Exercise input START

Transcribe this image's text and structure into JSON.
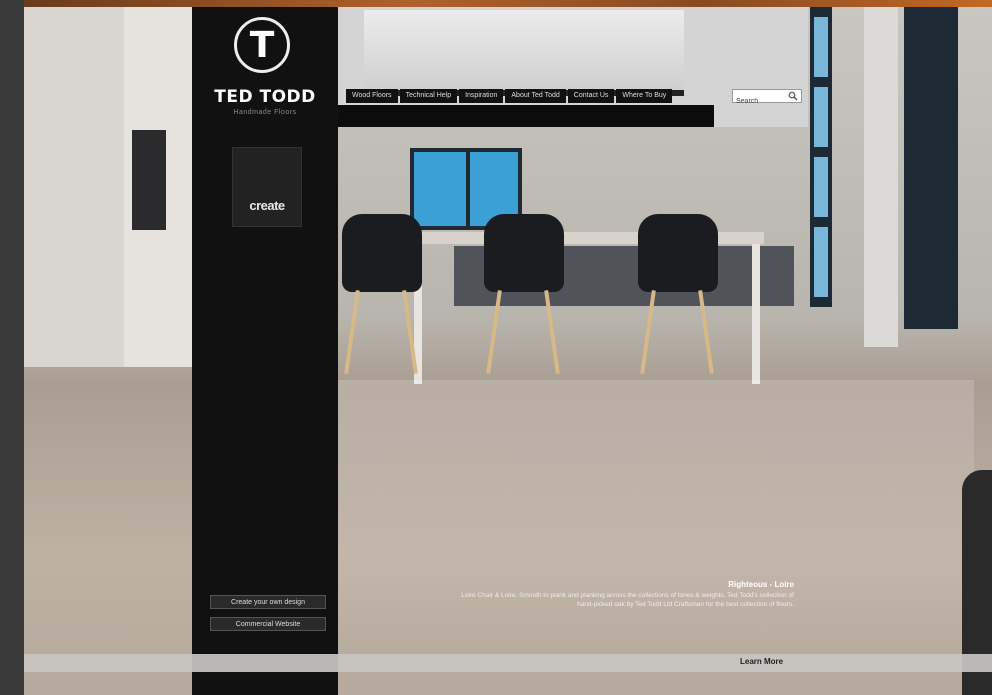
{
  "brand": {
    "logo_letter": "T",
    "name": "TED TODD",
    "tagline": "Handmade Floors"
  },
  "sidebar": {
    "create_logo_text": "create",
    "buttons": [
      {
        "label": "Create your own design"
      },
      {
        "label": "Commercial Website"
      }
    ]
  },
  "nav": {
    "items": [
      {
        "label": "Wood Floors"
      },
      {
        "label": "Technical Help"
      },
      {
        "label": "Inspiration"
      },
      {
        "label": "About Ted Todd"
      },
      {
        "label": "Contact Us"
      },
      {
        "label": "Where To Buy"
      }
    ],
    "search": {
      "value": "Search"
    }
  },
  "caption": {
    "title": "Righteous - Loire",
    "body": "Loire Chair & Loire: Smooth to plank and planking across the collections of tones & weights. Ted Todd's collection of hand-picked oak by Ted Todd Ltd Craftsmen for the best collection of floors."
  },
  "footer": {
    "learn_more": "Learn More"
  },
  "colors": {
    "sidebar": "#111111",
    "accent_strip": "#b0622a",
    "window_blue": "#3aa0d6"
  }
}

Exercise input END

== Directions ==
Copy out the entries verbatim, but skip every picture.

== Result below ==
Transcribe this image's text and structure into JSON.
{
  "brand": {
    "logo_letter": "T",
    "name": "TED TODD",
    "tagline": "Handmade Floors"
  },
  "sidebar": {
    "create_logo_text": "create",
    "buttons": [
      {
        "label": "Create your own design"
      },
      {
        "label": "Commercial Website"
      }
    ]
  },
  "nav": {
    "items": [
      {
        "label": "Wood Floors"
      },
      {
        "label": "Technical Help"
      },
      {
        "label": "Inspiration"
      },
      {
        "label": "About Ted Todd"
      },
      {
        "label": "Contact Us"
      },
      {
        "label": "Where To Buy"
      }
    ],
    "search": {
      "value": "Search"
    }
  },
  "caption": {
    "title": "Righteous - Loire",
    "body": "Loire Chair & Loire: Smooth to plank and planking across the collections of tones & weights. Ted Todd's collection of hand-picked oak by Ted Todd Ltd Craftsmen for the best collection of floors."
  },
  "footer": {
    "learn_more": "Learn More"
  },
  "colors": {
    "sidebar": "#111111",
    "accent_strip": "#b0622a",
    "window_blue": "#3aa0d6"
  }
}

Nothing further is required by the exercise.